Take out your smartphone. Click a button and say “SMALL WORLD COFFEE”. Instantly, your phone provides turn-by-turn directions to…an open parking spot near your destination of choice. You arrive shortly, and pull straight into the spot (without driving round on a frantic search for parking for 10 minutes). Getting out, you click a button, and payment is automatically charged to your online account. It’s the ‘Airbnb of Parking’ app, the software that makes parking in Princeton a breeze.
Fact: Princeton has loads of parking. Absolutely loads. Tens of thousands of spaces. Another fact: most of the best parking sits empty even at peak times. How is this possible? It’s because loads of parking is dedicated for one specific use. If you operate a bank, or an office building, or an apartment complex, the parking has to be sufficient for peak use. But peak use is only achieved at certain times of day. Maybe only once a week (if you’re a church, for example.) The rest of the time, the spaces sit empty. What a waste. That unused parking should be rented out when it is not needed.
Take for example Jay’s Cycles on Nassau Street. Parking is “for customers only – day or night”. But Jay’s is only open a maximum of 9 hours a day. On Saturday evenings, when restaurants in East Nassau are filling up, the store closes at 5.30 p.m. What possible value is there for anybody in preventing people from parking here after that time? Jay’s could/should be collecting revenue from restaurant clients parking here, by taking advantage of an easy-to-use online service. That would also make it easier for people to get parked, potentially reducing the amount of traffic trawling around nearby residential areas looking for somewhere to temporarily store a car.
This is the Airbnb model. Unused space is rented online. Pricing can be set by the owner of the parking space, allowing a true market in parking to open up. Through an app, users could select how far they are prepared to walk to get parked, and how much they are prepared to pay per hour (which could vary from 10 cents per hour to $10 per hour). Clear branding on a sign could identify parking spaces as ‘AirPark’, or whatever the clever app designer chose to call this program. (These signs would also indicate that the parking was designated for app users only, and interlopers would be towed.)

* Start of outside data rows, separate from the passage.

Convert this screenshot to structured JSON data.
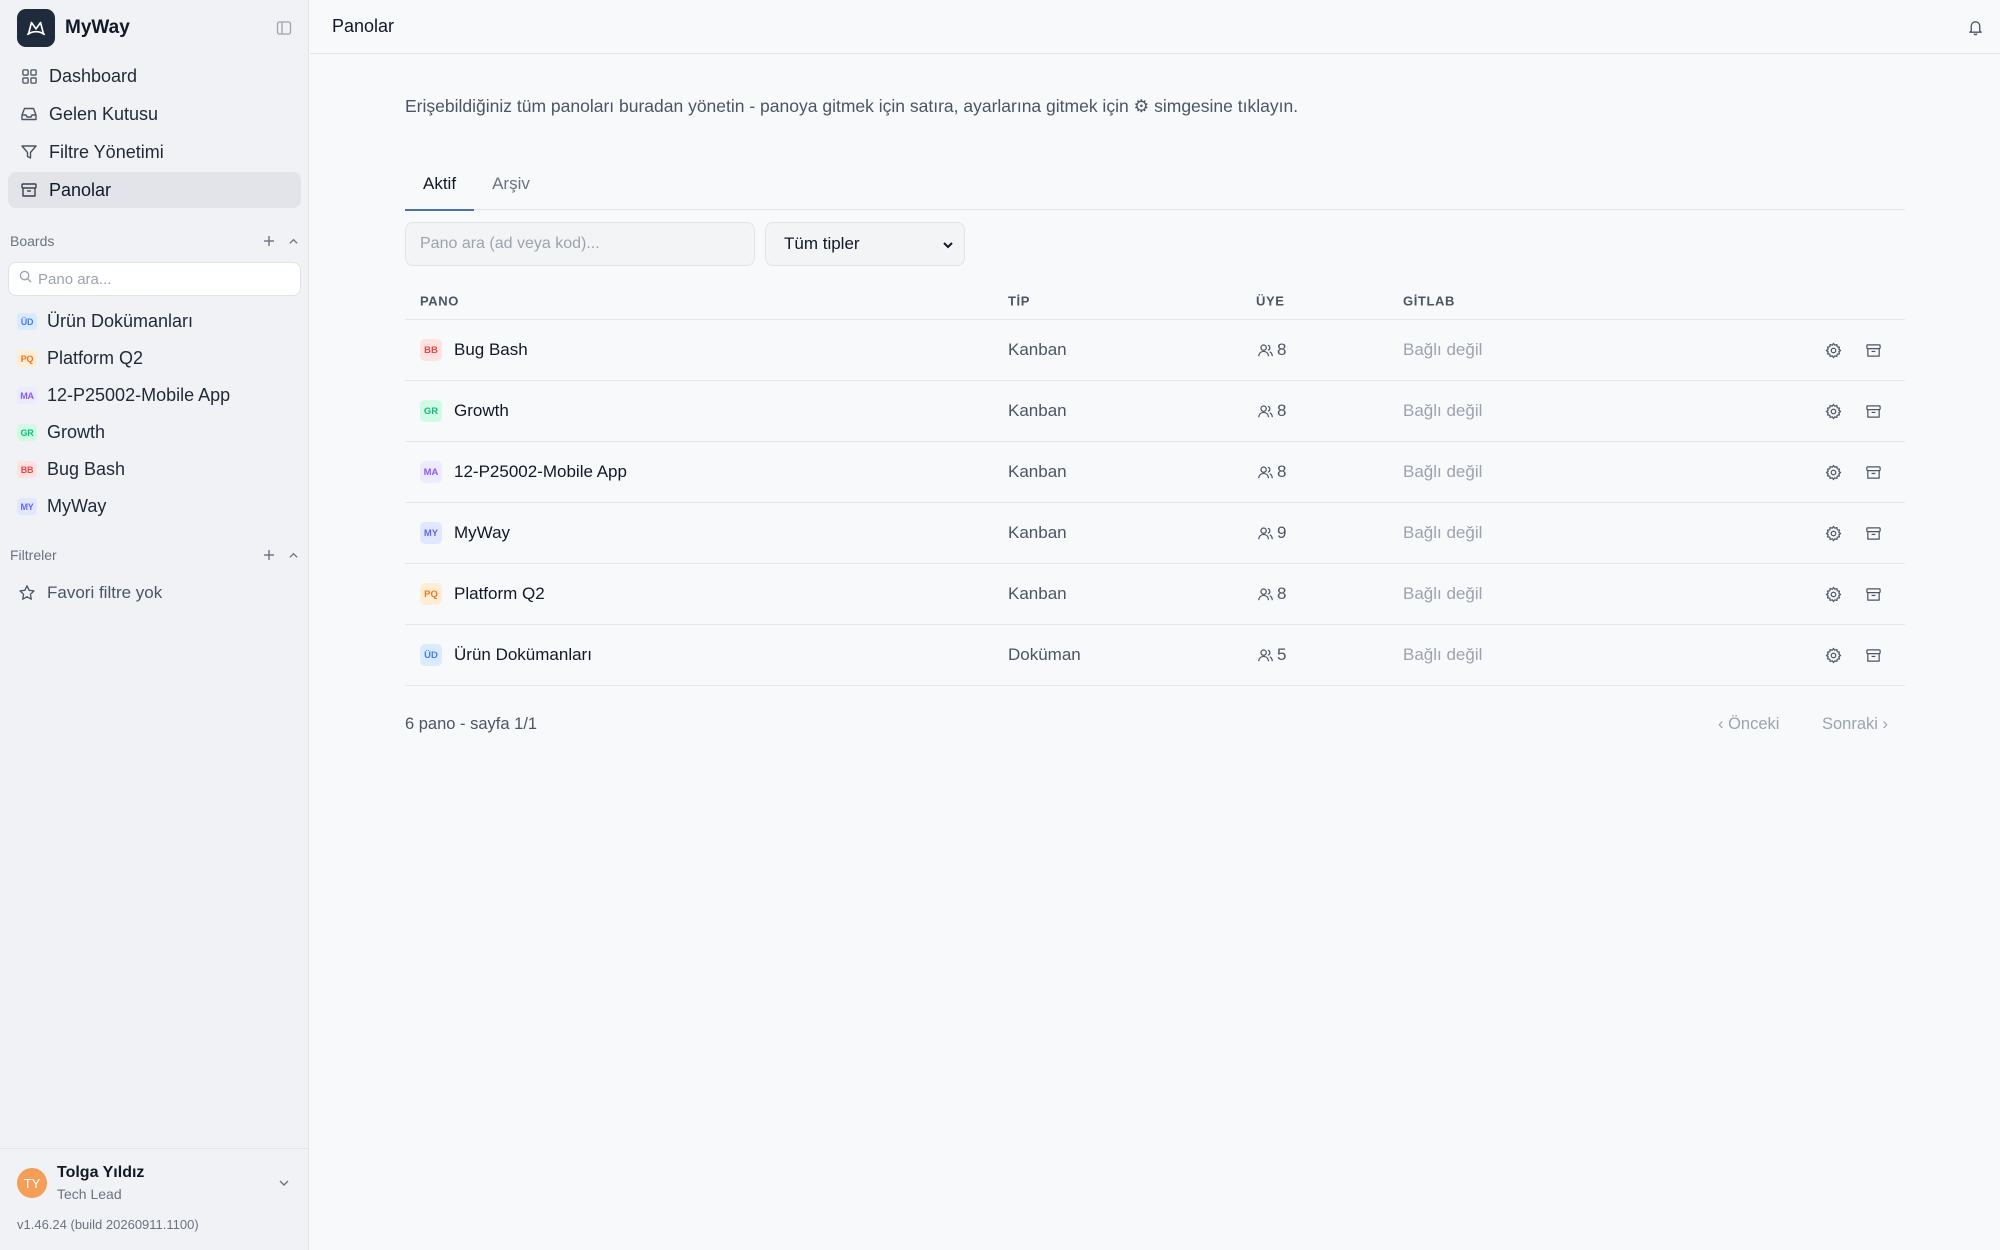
{
  "app": {
    "name": "MyWay"
  },
  "nav": [
    {
      "label": "Dashboard",
      "icon": "dashboard-icon"
    },
    {
      "label": "Gelen Kutusu",
      "icon": "inbox-icon"
    },
    {
      "label": "Filtre Yönetimi",
      "icon": "filter-icon"
    },
    {
      "label": "Panolar",
      "icon": "archive-box-icon",
      "active": true
    }
  ],
  "boards_section": {
    "title": "Boards",
    "search_placeholder": "Pano ara...",
    "items": [
      {
        "badge": "ÜD",
        "label": "Ürün Dokümanları",
        "bg": "#dbeafe",
        "fg": "#3b82f6"
      },
      {
        "badge": "PQ",
        "label": "Platform Q2",
        "bg": "#ffedd5",
        "fg": "#f97316"
      },
      {
        "badge": "MA",
        "label": "12-P25002-Mobile App",
        "bg": "#ede9fe",
        "fg": "#8b5cf6"
      },
      {
        "badge": "GR",
        "label": "Growth",
        "bg": "#d1fae5",
        "fg": "#10b981"
      },
      {
        "badge": "BB",
        "label": "Bug Bash",
        "bg": "#fee2e2",
        "fg": "#ef4444"
      },
      {
        "badge": "MY",
        "label": "MyWay",
        "bg": "#e0e7ff",
        "fg": "#6366f1"
      }
    ]
  },
  "filters_section": {
    "title": "Filtreler",
    "empty": "Favori filtre yok"
  },
  "user": {
    "initials": "TY",
    "name": "Tolga Yıldız",
    "role": "Tech Lead",
    "version": "v1.46.24 (build 20260911.1100)"
  },
  "header": {
    "title": "Panolar"
  },
  "main": {
    "description": "Erişebildiğiniz tüm panoları buradan yönetin - panoya gitmek için satıra, ayarlarına gitmek için ⚙ simgesine tıklayın.",
    "tabs": [
      {
        "label": "Aktif",
        "active": true
      },
      {
        "label": "Arşiv"
      }
    ],
    "search_placeholder": "Pano ara (ad veya kod)...",
    "type_filter": "Tüm tipler",
    "columns": {
      "pano": "PANO",
      "tip": "TİP",
      "uye": "ÜYE",
      "gitlab": "GİTLAB"
    },
    "rows": [
      {
        "badge": "BB",
        "name": "Bug Bash",
        "type": "Kanban",
        "members": "8",
        "gitlab": "Bağlı değil",
        "bg": "#fee2e2",
        "fg": "#ef4444"
      },
      {
        "badge": "GR",
        "name": "Growth",
        "type": "Kanban",
        "members": "8",
        "gitlab": "Bağlı değil",
        "bg": "#d1fae5",
        "fg": "#10b981"
      },
      {
        "badge": "MA",
        "name": "12-P25002-Mobile App",
        "type": "Kanban",
        "members": "8",
        "gitlab": "Bağlı değil",
        "bg": "#ede9fe",
        "fg": "#8b5cf6"
      },
      {
        "badge": "MY",
        "name": "MyWay",
        "type": "Kanban",
        "members": "9",
        "gitlab": "Bağlı değil",
        "bg": "#e0e7ff",
        "fg": "#6366f1"
      },
      {
        "badge": "PQ",
        "name": "Platform Q2",
        "type": "Kanban",
        "members": "8",
        "gitlab": "Bağlı değil",
        "bg": "#ffedd5",
        "fg": "#f97316"
      },
      {
        "badge": "ÜD",
        "name": "Ürün Dokümanları",
        "type": "Doküman",
        "members": "5",
        "gitlab": "Bağlı değil",
        "bg": "#dbeafe",
        "fg": "#3b82f6"
      }
    ],
    "pagination": {
      "summary": "6 pano - sayfa 1/1",
      "prev": "‹ Önceki",
      "next": "Sonraki ›"
    }
  }
}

People who own parking spaces could set the exact times when they are available for rent. If you run a church, and really need your parking on a Sunday, then block out Sundays on the app. But make some or all of your spaces open for the rest of the week. Hundreds of extra spaces in Princeton could be made available like this, without the need for a huge new municipal parking garage (which would itself sit mostly empty for all but peak times). Businesses would earn extra dollar from an unused resource, and car-drivers could find parking more easily. The app would be almost infinitely scalable, and even public or on-street parking could eventually be rented in the same way.
The problem for a potential developer is that other people are onto the idea already – check out parkcirca.com and parkjockey.com. But neither of these services are available in Princeton right now, and it’s doubtful that a national developer would ever target our little town. Time for a clever Princeton app developer to be the Facebook to their Friendster…
Interested in using technology for solving problems in Princeton? Check out the ‘Code for Princeton Civic Hackathon‘, which is taking place this weekend- June 6-7 at Princeton Public Library.